Ownership of Lough Neagh has a long and contentious history. The aristocratic Shaftesbury family has claimed the lough’s bed, banks and soil since the 19th century, having been given the asset by the Chichester family, whose territorial claim dates back to the Plantation of Ulster in the early 1600s.

The lough’s fishing communities were once bound together by a history of struggle in defending public rights to fish the lough that, in the words of House of Lords judges at a key 1911 appeal case, had been exercised “from time immemorial”. But now, Coney says, many have become despondent due to mismanagement of the water body, and a “lack of industry support” or apparent outside interest.

Those who fish for the increasingly emaciated, scattered eels only managed three weeks last season, which would usually run from May to late October.

The lough’s ecological and economic decline is now playing out amid fragmented management structures, and a lack of key scientific data – ecological “baselines”.

Local communities fear that the lough may be sold on to a new private owner – a prospect the 12th Earl of Shaftesbury has not ruled out publicly. Among many, there is a profound lack of trust or confidence in management and governing bodies.

“The priority has to be sustaining the life of the lough,” McAliskey told the Toome rally. “Because if we sustain the life of Lough Neagh together, Lough Neagh will sustain the rest of us. So long as we work in harmony with her, there is a living [here] for everybody.

“This whole lough could be an income generator that keeps all of our young people from emigrating to the cities and emigrating out of the country. We could have a really good life around this lough, while supporting the rest of the ecology.”

But Breen, who has also worked in government, is less optimistic.

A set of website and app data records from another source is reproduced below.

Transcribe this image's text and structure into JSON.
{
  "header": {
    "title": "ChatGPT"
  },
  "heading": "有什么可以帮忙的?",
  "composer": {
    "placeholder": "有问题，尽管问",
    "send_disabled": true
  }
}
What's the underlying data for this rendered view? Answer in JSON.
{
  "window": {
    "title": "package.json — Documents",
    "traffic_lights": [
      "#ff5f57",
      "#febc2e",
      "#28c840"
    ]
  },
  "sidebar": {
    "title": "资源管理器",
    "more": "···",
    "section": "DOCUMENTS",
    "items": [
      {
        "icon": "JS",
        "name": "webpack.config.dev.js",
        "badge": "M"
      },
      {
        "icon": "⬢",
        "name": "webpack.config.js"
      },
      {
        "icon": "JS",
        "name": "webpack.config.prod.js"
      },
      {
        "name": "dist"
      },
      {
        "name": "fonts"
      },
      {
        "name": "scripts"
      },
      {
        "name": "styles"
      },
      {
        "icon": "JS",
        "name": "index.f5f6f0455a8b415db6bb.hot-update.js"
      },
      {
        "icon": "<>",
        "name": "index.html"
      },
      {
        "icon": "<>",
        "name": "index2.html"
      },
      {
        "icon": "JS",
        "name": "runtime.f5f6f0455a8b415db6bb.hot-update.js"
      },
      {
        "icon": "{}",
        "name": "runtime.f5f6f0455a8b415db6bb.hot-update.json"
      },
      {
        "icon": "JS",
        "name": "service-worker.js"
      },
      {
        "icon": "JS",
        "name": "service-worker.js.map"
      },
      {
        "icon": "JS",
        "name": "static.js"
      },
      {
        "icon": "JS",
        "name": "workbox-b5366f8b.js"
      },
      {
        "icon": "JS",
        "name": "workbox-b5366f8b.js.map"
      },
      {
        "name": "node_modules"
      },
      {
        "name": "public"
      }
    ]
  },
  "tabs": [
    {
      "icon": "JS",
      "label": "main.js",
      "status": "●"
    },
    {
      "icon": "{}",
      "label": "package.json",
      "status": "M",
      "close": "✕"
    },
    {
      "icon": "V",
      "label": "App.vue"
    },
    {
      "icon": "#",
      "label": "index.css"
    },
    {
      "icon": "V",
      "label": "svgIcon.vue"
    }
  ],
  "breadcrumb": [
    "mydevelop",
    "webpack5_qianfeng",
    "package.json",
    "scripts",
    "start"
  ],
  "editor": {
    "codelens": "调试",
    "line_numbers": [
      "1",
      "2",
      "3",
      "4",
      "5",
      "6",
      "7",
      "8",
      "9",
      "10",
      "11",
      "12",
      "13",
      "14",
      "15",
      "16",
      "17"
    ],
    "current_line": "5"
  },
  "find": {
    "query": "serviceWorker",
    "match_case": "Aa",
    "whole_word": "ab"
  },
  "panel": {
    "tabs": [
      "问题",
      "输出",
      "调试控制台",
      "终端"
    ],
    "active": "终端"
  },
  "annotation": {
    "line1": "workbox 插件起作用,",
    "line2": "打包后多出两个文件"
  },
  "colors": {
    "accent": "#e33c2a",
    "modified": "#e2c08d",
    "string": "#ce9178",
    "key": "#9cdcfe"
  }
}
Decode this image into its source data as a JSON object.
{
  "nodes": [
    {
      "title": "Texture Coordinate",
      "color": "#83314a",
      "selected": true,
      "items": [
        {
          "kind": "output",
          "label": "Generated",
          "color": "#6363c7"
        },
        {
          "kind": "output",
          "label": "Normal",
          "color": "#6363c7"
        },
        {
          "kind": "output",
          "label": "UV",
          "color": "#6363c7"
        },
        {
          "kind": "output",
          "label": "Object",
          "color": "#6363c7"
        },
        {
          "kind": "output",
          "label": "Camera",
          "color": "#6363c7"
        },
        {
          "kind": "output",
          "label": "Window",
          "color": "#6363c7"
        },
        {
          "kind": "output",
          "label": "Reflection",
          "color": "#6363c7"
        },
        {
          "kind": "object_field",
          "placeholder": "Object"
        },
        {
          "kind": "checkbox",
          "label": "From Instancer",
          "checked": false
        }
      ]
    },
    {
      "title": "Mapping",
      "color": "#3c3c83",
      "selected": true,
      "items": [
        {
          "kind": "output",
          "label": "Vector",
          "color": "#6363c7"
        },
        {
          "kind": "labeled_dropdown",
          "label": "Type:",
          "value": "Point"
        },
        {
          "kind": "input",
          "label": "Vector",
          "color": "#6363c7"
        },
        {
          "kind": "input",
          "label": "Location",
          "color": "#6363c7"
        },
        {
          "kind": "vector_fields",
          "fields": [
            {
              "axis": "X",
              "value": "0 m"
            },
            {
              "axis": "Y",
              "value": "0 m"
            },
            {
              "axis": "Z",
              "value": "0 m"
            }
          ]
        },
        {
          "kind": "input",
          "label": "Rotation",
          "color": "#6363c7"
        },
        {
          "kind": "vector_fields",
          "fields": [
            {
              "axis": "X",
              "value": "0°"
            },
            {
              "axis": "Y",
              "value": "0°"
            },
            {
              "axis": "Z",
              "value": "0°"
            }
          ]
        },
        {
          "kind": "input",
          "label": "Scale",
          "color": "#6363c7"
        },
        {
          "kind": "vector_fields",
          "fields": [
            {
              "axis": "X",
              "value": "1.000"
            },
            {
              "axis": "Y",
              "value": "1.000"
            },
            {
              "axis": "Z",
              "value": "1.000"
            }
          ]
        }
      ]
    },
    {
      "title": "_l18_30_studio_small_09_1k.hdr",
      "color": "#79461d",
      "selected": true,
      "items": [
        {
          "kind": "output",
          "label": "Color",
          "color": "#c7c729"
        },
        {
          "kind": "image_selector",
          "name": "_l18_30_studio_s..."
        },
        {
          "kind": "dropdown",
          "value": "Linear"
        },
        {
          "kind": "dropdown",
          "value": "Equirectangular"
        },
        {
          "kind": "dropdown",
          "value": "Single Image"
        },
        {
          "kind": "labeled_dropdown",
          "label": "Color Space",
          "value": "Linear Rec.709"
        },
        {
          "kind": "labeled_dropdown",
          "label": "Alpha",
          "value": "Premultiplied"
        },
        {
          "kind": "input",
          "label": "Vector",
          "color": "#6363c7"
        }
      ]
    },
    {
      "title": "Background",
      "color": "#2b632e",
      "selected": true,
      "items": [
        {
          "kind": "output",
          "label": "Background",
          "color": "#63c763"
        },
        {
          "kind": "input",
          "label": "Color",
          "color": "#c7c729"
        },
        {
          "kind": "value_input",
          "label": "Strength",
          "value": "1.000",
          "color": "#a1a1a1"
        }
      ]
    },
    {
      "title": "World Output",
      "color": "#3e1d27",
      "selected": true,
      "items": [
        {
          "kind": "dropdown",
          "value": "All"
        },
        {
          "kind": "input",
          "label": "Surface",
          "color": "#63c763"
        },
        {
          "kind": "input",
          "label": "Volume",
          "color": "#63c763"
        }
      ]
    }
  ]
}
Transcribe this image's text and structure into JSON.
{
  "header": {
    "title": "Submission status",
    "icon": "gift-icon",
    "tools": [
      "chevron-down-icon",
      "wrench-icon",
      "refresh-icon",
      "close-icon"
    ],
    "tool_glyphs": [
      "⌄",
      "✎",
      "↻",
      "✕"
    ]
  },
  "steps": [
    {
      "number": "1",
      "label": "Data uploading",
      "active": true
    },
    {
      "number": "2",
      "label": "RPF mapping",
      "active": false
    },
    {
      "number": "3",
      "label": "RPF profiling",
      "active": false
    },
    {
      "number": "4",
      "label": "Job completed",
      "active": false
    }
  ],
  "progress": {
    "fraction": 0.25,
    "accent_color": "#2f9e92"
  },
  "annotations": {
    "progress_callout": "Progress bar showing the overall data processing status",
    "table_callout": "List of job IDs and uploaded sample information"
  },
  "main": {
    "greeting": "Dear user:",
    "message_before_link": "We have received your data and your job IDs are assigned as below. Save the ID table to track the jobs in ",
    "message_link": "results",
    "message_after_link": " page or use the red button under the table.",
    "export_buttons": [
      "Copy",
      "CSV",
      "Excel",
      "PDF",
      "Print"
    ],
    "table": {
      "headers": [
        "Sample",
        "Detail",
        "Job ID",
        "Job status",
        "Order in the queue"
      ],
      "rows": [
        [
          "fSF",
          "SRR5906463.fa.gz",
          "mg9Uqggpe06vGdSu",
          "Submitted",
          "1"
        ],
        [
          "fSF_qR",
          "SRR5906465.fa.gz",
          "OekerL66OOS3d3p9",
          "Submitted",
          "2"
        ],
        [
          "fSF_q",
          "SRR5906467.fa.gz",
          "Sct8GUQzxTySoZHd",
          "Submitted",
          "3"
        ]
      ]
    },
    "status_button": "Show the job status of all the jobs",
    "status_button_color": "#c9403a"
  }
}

“They’re hoping this will blow over, now the algae’s disappeared from sight”, he says of decision-makers and government, “and that it’ll be back to business as usual.” – Guardian